What you are asked to do:
Without carrying over a single picture, write out the records below exactly.

Input for this task:
========================================================================

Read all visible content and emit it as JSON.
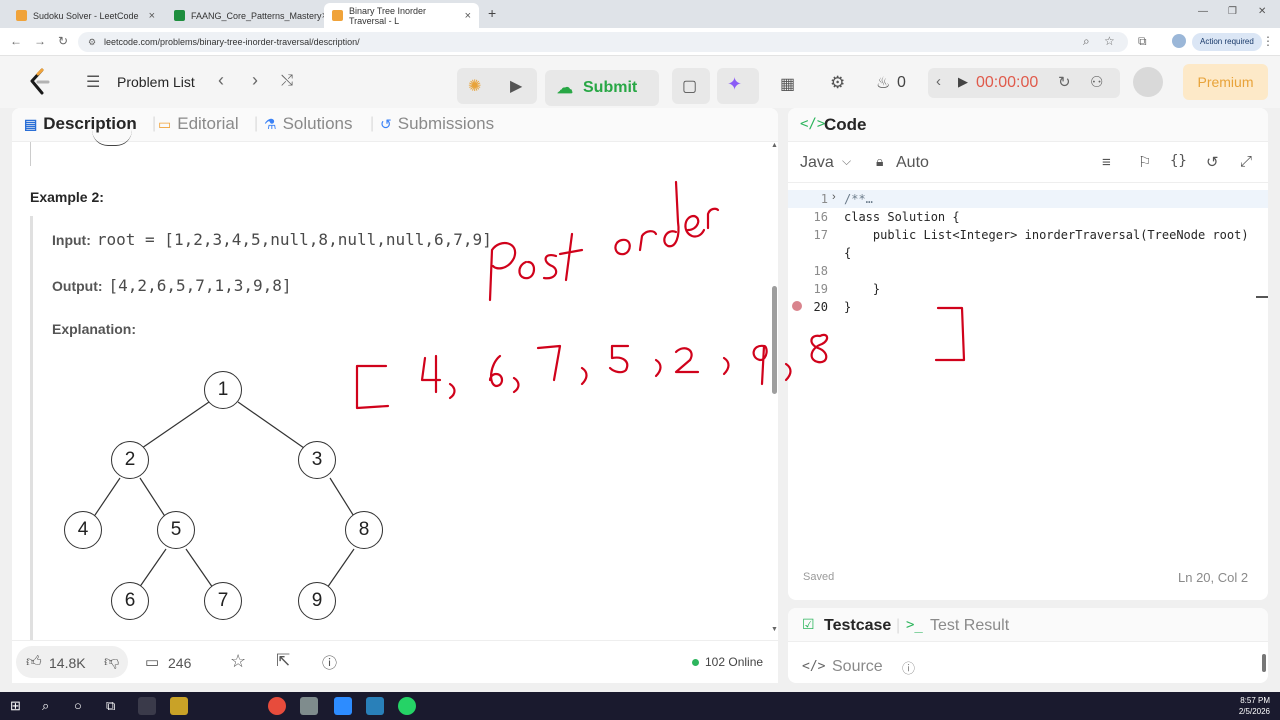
{
  "browser": {
    "tabs": [
      {
        "title": "Sudoku Solver - LeetCode",
        "color": "#f0a33a"
      },
      {
        "title": "FAANG_Core_Patterns_Mastery",
        "color": "#1e8e3e"
      },
      {
        "title": "Binary Tree Inorder Traversal - L",
        "color": "#f0a33a"
      }
    ],
    "url": "leetcode.com/problems/binary-tree-inorder-traversal/description/",
    "action_required": "Action required"
  },
  "header": {
    "problem_list": "Problem List",
    "submit": "Submit",
    "streak": "0",
    "timer": "00:00:00",
    "premium": "Premium"
  },
  "left": {
    "tabs": [
      "Description",
      "Editorial",
      "Solutions",
      "Submissions"
    ],
    "example_title": "Example 2:",
    "input_label": "Input:",
    "input_value": "root = [1,2,3,4,5,null,8,null,null,6,7,9]",
    "output_label": "Output:",
    "output_value": "[4,2,6,5,7,1,3,9,8]",
    "explanation_label": "Explanation:",
    "tree_nodes": [
      "1",
      "2",
      "3",
      "4",
      "5",
      "8",
      "6",
      "7",
      "9"
    ],
    "footer": {
      "likes": "14.8K",
      "comments": "246",
      "online": "102 Online"
    }
  },
  "annotation": {
    "handwritten_title": "Post order",
    "handwritten_list": "[ 4, 6, 7, 5, 2, 9, 8 ]"
  },
  "right": {
    "title": "Code",
    "language": "Java",
    "mode": "Auto",
    "lines": [
      {
        "no": "1",
        "text": "/**…"
      },
      {
        "no": "16",
        "text": "class Solution {"
      },
      {
        "no": "17",
        "text": "    public List<Integer> inorderTraversal(TreeNode root)"
      },
      {
        "no": "",
        "text": "{"
      },
      {
        "no": "18",
        "text": ""
      },
      {
        "no": "19",
        "text": "    }"
      },
      {
        "no": "20",
        "text": "}"
      }
    ],
    "saved": "Saved",
    "cursor": "Ln 20, Col 2"
  },
  "test": {
    "tabs": [
      "Testcase",
      "Test Result"
    ],
    "source": "Source"
  },
  "taskbar": {
    "time": "8:57 PM",
    "date": "2/5/2026"
  }
}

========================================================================

Response to this exercise:
Read all visible content and emit it as JSON.
{
  "browser": {
    "tabs": [
      {
        "title": "Sudoku Solver - LeetCode",
        "color": "#f0a33a"
      },
      {
        "title": "FAANG_Core_Patterns_Mastery",
        "color": "#1e8e3e"
      },
      {
        "title": "Binary Tree Inorder Traversal - L",
        "color": "#f0a33a"
      }
    ],
    "url": "leetcode.com/problems/binary-tree-inorder-traversal/description/",
    "action_required": "Action required"
  },
  "header": {
    "problem_list": "Problem List",
    "submit": "Submit",
    "streak": "0",
    "timer": "00:00:00",
    "premium": "Premium"
  },
  "left": {
    "tabs": [
      "Description",
      "Editorial",
      "Solutions",
      "Submissions"
    ],
    "example_title": "Example 2:",
    "input_label": "Input:",
    "input_value": "root = [1,2,3,4,5,null,8,null,null,6,7,9]",
    "output_label": "Output:",
    "output_value": "[4,2,6,5,7,1,3,9,8]",
    "explanation_label": "Explanation:",
    "tree_nodes": [
      "1",
      "2",
      "3",
      "4",
      "5",
      "8",
      "6",
      "7",
      "9"
    ],
    "footer": {
      "likes": "14.8K",
      "comments": "246",
      "online": "102 Online"
    }
  },
  "annotation": {
    "handwritten_title": "Post order",
    "handwritten_list": "[ 4, 6, 7, 5, 2, 9, 8 ]"
  },
  "right": {
    "title": "Code",
    "language": "Java",
    "mode": "Auto",
    "lines": [
      {
        "no": "1",
        "text": "/**…"
      },
      {
        "no": "16",
        "text": "class Solution {"
      },
      {
        "no": "17",
        "text": "    public List<Integer> inorderTraversal(TreeNode root)"
      },
      {
        "no": "",
        "text": "{"
      },
      {
        "no": "18",
        "text": ""
      },
      {
        "no": "19",
        "text": "    }"
      },
      {
        "no": "20",
        "text": "}"
      }
    ],
    "saved": "Saved",
    "cursor": "Ln 20, Col 2"
  },
  "test": {
    "tabs": [
      "Testcase",
      "Test Result"
    ],
    "source": "Source"
  },
  "taskbar": {
    "time": "8:57 PM",
    "date": "2/5/2026"
  }
}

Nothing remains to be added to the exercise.